[[ Supplied material, beginning ]]

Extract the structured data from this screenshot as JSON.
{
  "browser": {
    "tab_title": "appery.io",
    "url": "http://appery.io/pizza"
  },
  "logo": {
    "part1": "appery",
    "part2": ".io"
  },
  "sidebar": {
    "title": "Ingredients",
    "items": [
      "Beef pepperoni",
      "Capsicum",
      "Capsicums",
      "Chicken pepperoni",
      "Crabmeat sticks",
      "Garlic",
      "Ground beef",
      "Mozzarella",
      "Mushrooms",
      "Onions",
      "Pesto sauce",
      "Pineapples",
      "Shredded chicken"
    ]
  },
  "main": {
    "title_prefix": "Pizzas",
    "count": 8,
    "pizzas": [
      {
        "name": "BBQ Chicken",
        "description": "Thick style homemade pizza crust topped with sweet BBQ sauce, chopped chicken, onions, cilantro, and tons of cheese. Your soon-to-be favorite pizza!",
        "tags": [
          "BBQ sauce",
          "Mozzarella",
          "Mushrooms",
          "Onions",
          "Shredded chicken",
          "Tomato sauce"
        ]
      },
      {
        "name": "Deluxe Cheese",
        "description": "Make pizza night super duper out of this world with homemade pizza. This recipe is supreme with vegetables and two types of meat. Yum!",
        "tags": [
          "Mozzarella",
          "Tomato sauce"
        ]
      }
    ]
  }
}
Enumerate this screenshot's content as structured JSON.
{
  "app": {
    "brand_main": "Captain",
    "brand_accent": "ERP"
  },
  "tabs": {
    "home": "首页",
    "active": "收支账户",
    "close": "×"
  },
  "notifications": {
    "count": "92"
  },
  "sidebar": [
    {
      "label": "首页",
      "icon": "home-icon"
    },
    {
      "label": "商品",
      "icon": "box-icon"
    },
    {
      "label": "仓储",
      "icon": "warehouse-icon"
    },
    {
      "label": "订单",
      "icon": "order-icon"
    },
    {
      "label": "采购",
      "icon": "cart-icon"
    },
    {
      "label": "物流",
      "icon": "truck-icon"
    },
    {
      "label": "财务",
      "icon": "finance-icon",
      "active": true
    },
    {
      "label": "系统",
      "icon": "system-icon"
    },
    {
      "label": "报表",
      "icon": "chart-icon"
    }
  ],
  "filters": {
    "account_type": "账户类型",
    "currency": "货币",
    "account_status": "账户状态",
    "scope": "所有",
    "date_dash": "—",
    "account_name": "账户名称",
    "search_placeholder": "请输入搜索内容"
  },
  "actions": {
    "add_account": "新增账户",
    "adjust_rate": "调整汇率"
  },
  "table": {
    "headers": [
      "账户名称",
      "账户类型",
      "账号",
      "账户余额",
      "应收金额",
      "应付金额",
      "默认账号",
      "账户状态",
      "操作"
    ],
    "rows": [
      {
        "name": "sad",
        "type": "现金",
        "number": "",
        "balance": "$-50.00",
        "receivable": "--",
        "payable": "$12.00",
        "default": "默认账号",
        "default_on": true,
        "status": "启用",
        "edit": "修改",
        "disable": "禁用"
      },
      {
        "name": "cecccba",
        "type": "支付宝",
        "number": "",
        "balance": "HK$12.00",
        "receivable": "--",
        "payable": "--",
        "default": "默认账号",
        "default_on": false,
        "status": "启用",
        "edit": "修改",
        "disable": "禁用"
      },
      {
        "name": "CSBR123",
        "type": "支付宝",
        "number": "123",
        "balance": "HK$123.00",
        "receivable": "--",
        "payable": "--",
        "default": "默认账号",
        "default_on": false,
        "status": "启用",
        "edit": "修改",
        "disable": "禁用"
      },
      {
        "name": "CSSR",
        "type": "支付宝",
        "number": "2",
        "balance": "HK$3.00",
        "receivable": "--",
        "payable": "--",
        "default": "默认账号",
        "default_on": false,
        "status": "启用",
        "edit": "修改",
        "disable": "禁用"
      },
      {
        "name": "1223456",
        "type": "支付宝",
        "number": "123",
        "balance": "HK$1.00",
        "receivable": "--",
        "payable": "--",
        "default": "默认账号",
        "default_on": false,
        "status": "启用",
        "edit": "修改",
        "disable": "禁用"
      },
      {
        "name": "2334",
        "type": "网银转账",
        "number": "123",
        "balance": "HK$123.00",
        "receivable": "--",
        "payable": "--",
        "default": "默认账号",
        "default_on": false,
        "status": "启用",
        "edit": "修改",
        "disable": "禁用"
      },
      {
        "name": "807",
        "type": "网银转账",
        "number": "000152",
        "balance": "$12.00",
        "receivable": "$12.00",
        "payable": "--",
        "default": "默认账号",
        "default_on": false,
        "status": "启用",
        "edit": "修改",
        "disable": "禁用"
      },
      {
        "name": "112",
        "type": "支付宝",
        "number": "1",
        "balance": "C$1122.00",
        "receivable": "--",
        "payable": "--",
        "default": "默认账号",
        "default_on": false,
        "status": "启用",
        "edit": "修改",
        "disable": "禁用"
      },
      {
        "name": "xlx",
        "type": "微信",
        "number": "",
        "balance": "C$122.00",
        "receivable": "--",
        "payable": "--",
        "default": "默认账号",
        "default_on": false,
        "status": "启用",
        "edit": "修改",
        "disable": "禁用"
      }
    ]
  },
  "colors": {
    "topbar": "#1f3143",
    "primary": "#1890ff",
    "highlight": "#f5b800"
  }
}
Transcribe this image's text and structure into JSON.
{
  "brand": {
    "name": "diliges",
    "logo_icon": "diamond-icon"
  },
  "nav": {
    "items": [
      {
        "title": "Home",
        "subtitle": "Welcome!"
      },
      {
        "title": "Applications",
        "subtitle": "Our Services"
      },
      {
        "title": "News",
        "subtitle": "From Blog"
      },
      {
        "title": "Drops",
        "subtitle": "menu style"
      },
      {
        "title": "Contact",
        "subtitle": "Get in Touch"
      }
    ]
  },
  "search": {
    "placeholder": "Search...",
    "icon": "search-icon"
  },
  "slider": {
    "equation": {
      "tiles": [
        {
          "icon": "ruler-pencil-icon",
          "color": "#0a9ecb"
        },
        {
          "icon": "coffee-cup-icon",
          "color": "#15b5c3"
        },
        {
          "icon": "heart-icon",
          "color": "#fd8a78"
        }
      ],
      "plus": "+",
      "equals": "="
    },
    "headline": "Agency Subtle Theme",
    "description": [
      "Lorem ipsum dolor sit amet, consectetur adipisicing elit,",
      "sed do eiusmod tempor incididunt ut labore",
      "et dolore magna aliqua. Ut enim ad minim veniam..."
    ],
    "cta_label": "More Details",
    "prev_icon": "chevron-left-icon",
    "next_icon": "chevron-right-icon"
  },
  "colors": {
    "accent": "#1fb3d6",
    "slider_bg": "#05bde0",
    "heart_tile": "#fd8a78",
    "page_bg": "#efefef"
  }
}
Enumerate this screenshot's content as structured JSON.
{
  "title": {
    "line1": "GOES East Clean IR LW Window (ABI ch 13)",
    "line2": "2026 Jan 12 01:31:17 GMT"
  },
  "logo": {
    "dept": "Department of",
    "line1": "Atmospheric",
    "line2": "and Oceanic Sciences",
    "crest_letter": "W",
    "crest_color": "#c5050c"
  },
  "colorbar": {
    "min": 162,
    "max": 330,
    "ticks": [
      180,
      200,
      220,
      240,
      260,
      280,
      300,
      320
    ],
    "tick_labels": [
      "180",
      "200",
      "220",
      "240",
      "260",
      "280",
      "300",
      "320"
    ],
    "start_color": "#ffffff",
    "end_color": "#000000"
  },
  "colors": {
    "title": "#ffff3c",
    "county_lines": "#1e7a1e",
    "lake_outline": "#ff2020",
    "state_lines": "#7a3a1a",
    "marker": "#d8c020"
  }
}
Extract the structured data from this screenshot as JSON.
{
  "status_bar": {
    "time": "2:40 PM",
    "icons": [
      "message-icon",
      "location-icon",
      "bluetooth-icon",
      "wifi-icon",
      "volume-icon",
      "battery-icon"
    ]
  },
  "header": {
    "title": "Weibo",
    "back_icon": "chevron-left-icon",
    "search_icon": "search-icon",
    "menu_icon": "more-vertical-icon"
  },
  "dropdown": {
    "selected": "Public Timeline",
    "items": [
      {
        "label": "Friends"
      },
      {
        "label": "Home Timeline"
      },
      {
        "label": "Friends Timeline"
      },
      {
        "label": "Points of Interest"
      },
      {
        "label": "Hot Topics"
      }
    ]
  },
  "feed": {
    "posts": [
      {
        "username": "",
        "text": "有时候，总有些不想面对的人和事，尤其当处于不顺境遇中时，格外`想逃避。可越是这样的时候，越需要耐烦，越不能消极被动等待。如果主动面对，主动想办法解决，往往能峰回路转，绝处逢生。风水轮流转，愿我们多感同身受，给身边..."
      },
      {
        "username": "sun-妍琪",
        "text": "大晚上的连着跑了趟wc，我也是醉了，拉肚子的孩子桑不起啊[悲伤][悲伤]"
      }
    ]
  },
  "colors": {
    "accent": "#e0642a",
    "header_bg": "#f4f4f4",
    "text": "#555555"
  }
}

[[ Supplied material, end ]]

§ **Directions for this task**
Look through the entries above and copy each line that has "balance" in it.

§ **Response for this exercise**
        "balance": "$-50.00",
        "balance": "HK$12.00",
        "balance": "HK$123.00",
        "balance": "HK$3.00",
        "balance": "HK$1.00",
        "balance": "HK$123.00",
        "balance": "$12.00",
        "balance": "C$1122.00",
        "balance": "C$122.00",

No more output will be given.